Repeat the records below exactly, leaving out any pictures.
━━ INFORMATION SHOWN
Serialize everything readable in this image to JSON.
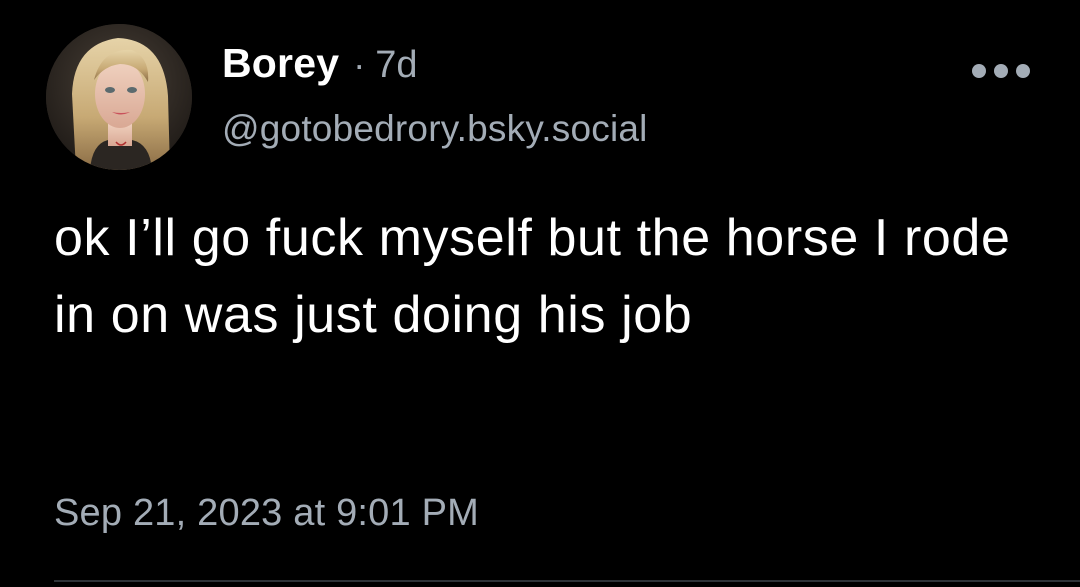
{
  "post": {
    "author": {
      "display_name": "Borey",
      "handle": "@gotobedrory.bsky.social",
      "avatar": "profile-photo"
    },
    "separator": "·",
    "age": "7d",
    "text": "ok I’ll go fuck myself but the horse I rode in on was just doing his job",
    "timestamp": "Sep 21, 2023 at 9:01 PM",
    "more_icon": "ellipsis-icon"
  },
  "colors": {
    "background": "#000000",
    "primary_text": "#ffffff",
    "secondary_text": "#a3acb6",
    "divider": "#2e3338"
  }
}
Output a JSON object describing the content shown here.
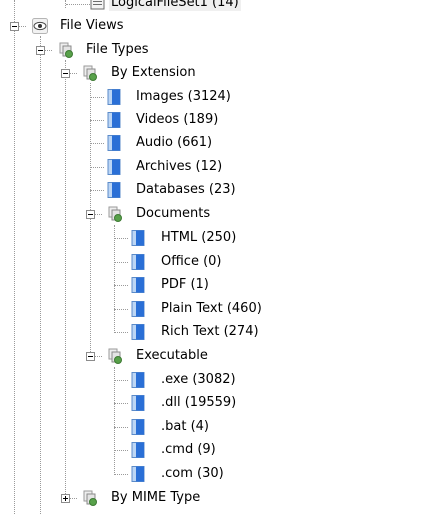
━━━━
_RESULT OF THIS EXERCISE_
Serialize everything readable in this image to JSON.
{
  "post": {
    "author": {
      "display_name": "Borey",
      "handle": "@gotobedrory.bsky.social",
      "avatar": "profile-photo"
    },
    "separator": "·",
    "age": "7d",
    "text": "ok I’ll go fuck myself but the horse I rode in on was just doing his job",
    "timestamp": "Sep 21, 2023 at 9:01 PM",
    "more_icon": "ellipsis-icon"
  },
  "colors": {
    "background": "#000000",
    "primary_text": "#ffffff",
    "secondary_text": "#a3acb6",
    "divider": "#2e3338"
  }
}
Output a JSON object describing the content shown here.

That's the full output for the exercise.